Based on the allegations of the complaint, the Union was not a person injured by reason of a violation of the antitrust laws within the meaning of § 4 of the Clayton Act. Pp. 526-546.
(a) Even though coercion allegedly directed by petitioner at third parties in order to restrain the trade of "certain" contractors and subcontractors may have been unlawful, it does not necessarily follow that the Union is a person injured by reason of a violation of the antitrust laws within the meaning of § 4. Pp. 526-529.
(b) The question whether the Union may recover for the alleged injury cannot be answered by literal reference to § 4's broad language. Instead, as was required in common-law damages litigation in 1890 when 4's predecessor was enacted as § 7 of the Sherman Act, the question requires an evaluation of the Union's harm, the petitioner's alleged wrongdoing, and the relationship between them. Pp. 529-535.
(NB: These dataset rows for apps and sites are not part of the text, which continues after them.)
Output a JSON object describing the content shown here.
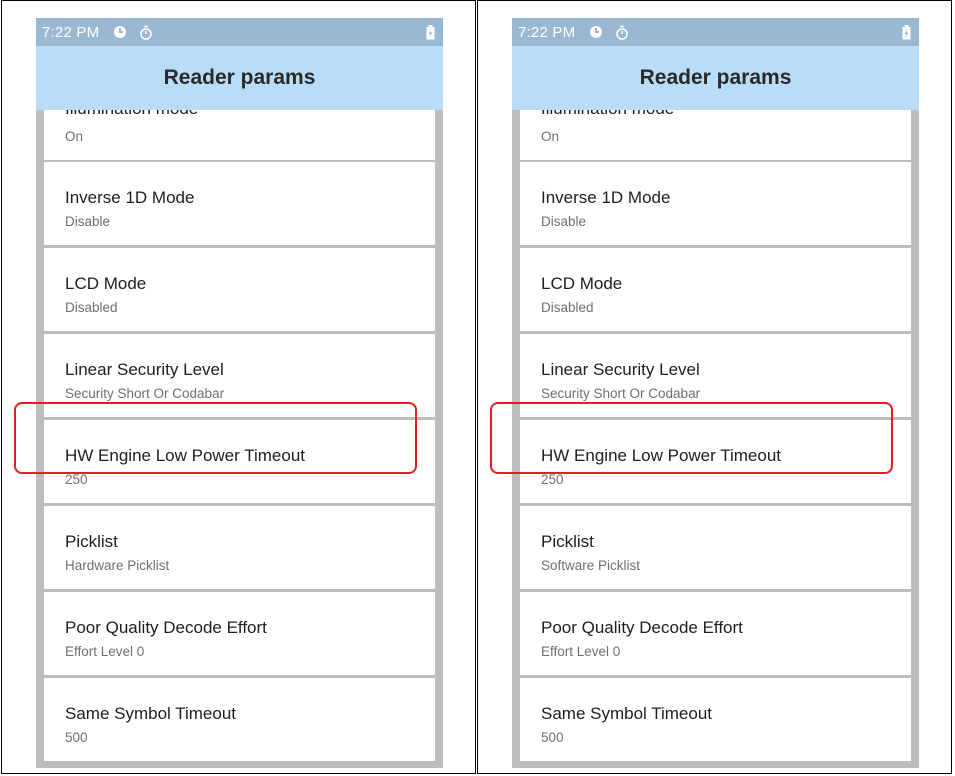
{
  "accent_highlight_color": "#e02020",
  "panels": [
    {
      "status": {
        "time": "7:22 PM"
      },
      "app_title": "Reader params",
      "items": [
        {
          "title": "Illumination mode",
          "value": "On"
        },
        {
          "title": "Inverse 1D Mode",
          "value": "Disable"
        },
        {
          "title": "LCD Mode",
          "value": "Disabled"
        },
        {
          "title": "Linear Security Level",
          "value": "Security Short Or Codabar"
        },
        {
          "title": "HW Engine Low Power Timeout",
          "value": "250"
        },
        {
          "title": "Picklist",
          "value": "Hardware Picklist"
        },
        {
          "title": "Poor Quality Decode Effort",
          "value": "Effort Level 0"
        },
        {
          "title": "Same Symbol Timeout",
          "value": "500"
        }
      ]
    },
    {
      "status": {
        "time": "7:22 PM"
      },
      "app_title": "Reader params",
      "items": [
        {
          "title": "Illumination mode",
          "value": "On"
        },
        {
          "title": "Inverse 1D Mode",
          "value": "Disable"
        },
        {
          "title": "LCD Mode",
          "value": "Disabled"
        },
        {
          "title": "Linear Security Level",
          "value": "Security Short Or Codabar"
        },
        {
          "title": "HW Engine Low Power Timeout",
          "value": "250"
        },
        {
          "title": "Picklist",
          "value": "Software Picklist"
        },
        {
          "title": "Poor Quality Decode Effort",
          "value": "Effort Level 0"
        },
        {
          "title": "Same Symbol Timeout",
          "value": "500"
        }
      ]
    }
  ]
}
(c) The Union's allegations of consequential harm resulting from a violation of the antitrust laws, although buttressed by an allegation of intent to harm the Union, are insufficient as a matter of law. Other relevant factors - the nature of the alleged injury to the Union, which is neither a consumer nor a competitor in the market in which trade was allegedly restrained, the tenuous and speculative character of the causal relationship between the Union's alleged injury and the alleged restraint, the potential for duplicative recovery or complex apportionment of damages, and the existence of more direct victims of the alleged conspiracy - weigh heavily against judicial enforcement of the Union's antitrust claim. Pp. 535-546.
648 F.2d 527, reversed.
STEVENS, J., delivered the opinion of the Court in which BURGER, C. J., and BRENNAN, WHITE, BLACKMUN, POWELL, REHNQUIST, and O'CONNOR, JJ., joined. MARSHALL, J., filed a dissenting opinion, post, p. 546.